But if Peter Kimlin is preferred to Hugh McMeniman, an opportunity to bring much needed menace to the Wallabies pack- seriously lacking due to Scott Higginbotham's unavailability- has been wasted. Kimlin is an effective forward, but his involvement won't see the Lions suffering sleepless nights. McMeniman would lead to tourist insomnia, because his nickname, "Madness", gives a few hints to his aggressive approach. As soon as George Smith is fit, he must be included. If not, Beau Robinson is the ideal alternative to really stir the Lions up. It would also be rousing if Kyle Godwin were involved; and yes, despite his faults, I would have Cooper there.
Tom Hamilton and Alex Broun review the classic Reds-Lions fixtures%]
As for the 31st spot, the Wallabies, if they were thinking outside the square (and, no, that's not their usual course), they would opt against beckoning a player, but instead call in someone who would actually gave them an edge - Ewen McKenzie - to provide the required tactics to unnerve the Lions.

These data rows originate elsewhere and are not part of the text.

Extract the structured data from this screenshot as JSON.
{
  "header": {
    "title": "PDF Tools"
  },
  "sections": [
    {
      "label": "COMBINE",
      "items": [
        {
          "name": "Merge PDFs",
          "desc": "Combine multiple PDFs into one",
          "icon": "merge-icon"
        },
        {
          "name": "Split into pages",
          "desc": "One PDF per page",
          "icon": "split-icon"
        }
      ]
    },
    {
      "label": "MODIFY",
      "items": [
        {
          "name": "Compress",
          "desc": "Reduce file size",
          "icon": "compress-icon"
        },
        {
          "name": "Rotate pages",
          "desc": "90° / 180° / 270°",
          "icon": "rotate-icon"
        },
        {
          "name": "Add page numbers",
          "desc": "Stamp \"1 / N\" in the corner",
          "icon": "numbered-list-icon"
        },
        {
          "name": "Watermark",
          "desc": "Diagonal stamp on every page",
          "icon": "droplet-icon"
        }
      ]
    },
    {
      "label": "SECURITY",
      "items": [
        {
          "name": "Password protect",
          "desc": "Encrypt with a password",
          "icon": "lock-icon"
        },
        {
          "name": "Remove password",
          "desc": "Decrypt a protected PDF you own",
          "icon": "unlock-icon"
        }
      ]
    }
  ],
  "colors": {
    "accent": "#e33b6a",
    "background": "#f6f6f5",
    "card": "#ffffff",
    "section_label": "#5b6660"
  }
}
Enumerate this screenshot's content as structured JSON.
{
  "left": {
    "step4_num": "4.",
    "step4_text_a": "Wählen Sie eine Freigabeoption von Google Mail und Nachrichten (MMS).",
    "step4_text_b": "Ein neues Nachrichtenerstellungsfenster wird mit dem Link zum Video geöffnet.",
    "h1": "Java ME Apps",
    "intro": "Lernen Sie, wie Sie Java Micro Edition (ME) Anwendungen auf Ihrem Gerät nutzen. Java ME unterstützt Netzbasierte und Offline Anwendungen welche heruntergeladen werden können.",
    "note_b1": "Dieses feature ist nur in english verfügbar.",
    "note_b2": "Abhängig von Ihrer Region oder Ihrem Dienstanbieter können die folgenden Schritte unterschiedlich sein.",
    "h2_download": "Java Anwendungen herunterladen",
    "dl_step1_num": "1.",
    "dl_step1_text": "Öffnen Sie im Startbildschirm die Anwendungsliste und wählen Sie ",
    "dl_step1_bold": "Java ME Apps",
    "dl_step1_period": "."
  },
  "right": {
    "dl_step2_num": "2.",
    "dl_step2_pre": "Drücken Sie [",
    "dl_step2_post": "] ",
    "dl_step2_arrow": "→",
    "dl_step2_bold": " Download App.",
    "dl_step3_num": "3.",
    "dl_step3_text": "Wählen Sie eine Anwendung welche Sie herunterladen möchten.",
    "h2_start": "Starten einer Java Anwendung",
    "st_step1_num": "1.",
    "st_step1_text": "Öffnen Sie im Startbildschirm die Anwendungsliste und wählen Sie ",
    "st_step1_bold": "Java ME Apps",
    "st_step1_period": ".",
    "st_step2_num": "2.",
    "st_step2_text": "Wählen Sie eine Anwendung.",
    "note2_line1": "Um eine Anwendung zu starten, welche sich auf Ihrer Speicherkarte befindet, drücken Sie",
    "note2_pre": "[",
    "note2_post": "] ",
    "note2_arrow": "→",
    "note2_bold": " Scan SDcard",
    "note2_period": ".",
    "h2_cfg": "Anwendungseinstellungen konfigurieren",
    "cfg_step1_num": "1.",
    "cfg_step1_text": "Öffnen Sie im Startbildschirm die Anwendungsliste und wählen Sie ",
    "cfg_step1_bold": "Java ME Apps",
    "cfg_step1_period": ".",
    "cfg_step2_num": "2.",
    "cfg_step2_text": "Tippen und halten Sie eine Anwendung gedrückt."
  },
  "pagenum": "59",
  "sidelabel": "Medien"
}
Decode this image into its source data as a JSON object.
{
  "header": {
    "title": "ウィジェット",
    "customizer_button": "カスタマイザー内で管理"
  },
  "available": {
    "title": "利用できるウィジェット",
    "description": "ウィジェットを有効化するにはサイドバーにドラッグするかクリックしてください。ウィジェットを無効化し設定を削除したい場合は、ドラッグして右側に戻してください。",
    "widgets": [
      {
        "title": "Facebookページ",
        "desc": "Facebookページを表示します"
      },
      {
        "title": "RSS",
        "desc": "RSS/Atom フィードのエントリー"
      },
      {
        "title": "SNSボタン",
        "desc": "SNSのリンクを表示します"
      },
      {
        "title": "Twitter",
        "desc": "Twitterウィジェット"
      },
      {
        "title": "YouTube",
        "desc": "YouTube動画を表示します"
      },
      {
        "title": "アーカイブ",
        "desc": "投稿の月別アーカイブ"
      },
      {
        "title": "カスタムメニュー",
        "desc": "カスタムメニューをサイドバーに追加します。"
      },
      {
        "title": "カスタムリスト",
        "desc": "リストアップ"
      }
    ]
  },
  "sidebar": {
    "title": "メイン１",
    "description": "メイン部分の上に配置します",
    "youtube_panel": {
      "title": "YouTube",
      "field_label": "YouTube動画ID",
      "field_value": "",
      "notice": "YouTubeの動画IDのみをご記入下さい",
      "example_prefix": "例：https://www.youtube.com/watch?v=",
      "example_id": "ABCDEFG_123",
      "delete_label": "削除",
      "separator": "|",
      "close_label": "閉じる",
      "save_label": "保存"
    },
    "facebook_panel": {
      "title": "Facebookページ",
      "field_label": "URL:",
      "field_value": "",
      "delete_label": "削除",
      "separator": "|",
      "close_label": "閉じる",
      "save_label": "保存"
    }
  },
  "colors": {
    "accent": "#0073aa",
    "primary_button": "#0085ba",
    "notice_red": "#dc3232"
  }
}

The Reds coach and his encouragement of his players to trust their instincts was a prime reason why the Queensland-Lions match was so invigorating. If the Reds had been at full strength (how sad was it seeing James Horwill, Will Genia, Liam Gill, Rob Simmons, Saia Faingaa and co mere observers), the Lions tour would now probably be in a serious tailspin due to a loss. McKenzie knows the importance of surprise. He also knows what is required to get the audience on your side. It also should be remembered that McKenzie was part of the Wallabies coaching staff when the Lions were last here, and had a considerable role in the home team's series triumph. Just ask the 2001 Wallabies.
The Reds-Lions fixture was riveting for the game plan of Ewen McKenzie and Quade Cooper (video available only in Australia)
© ESPN Australia / New Zealand
The rolling maul is becoming an increasingly potent attacking weapon. Conor O'Shea looks at the difficulties of stopping it
The news of James Horwill, Adam Ashley-Cooper and Dan Carter's respective transfers will open the floodgates, writes Tom Hamilton
Kiwi coaches can be found far and wide across the globe, and Murray Mexted believes the All Blacks benefit every bit as much as their rivals
Clermont, Toulon, player burnout, Sam Burgess and a farewell to Adams Park - Monday Maul looks back at the weekend's action